Description of the task
For this exercise, print all of the entries exactly as given.
————————
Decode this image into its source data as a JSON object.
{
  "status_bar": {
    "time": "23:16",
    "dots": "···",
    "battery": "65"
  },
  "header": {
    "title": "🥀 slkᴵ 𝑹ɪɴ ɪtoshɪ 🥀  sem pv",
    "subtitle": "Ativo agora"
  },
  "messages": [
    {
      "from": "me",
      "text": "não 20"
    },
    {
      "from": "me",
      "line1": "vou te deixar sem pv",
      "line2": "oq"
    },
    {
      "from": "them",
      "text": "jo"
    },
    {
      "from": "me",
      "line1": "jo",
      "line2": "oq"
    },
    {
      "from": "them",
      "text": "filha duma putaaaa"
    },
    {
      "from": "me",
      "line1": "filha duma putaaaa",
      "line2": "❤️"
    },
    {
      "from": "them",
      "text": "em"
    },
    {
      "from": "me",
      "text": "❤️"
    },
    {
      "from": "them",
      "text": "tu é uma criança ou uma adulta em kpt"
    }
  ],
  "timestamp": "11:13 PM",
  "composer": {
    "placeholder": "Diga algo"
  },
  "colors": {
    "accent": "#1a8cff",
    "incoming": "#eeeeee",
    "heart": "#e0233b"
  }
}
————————
Response to the task
Decode this image into its source data as a JSON object.
{
  "status_bar": {
    "time": "23:16",
    "dots": "···",
    "battery": "65"
  },
  "header": {
    "title": "🥀 slkᴵ 𝑹ɪɴ ɪtoshɪ 🥀  sem pv",
    "subtitle": "Ativo agora"
  },
  "messages": [
    {
      "from": "me",
      "text": "não 20"
    },
    {
      "from": "me",
      "line1": "vou te deixar sem pv",
      "line2": "oq"
    },
    {
      "from": "them",
      "text": "jo"
    },
    {
      "from": "me",
      "line1": "jo",
      "line2": "oq"
    },
    {
      "from": "them",
      "text": "filha duma putaaaa"
    },
    {
      "from": "me",
      "line1": "filha duma putaaaa",
      "line2": "❤️"
    },
    {
      "from": "them",
      "text": "em"
    },
    {
      "from": "me",
      "text": "❤️"
    },
    {
      "from": "them",
      "text": "tu é uma criança ou uma adulta em kpt"
    }
  ],
  "timestamp": "11:13 PM",
  "composer": {
    "placeholder": "Diga algo"
  },
  "colors": {
    "accent": "#1a8cff",
    "incoming": "#eeeeee",
    "heart": "#e0233b"
  }
}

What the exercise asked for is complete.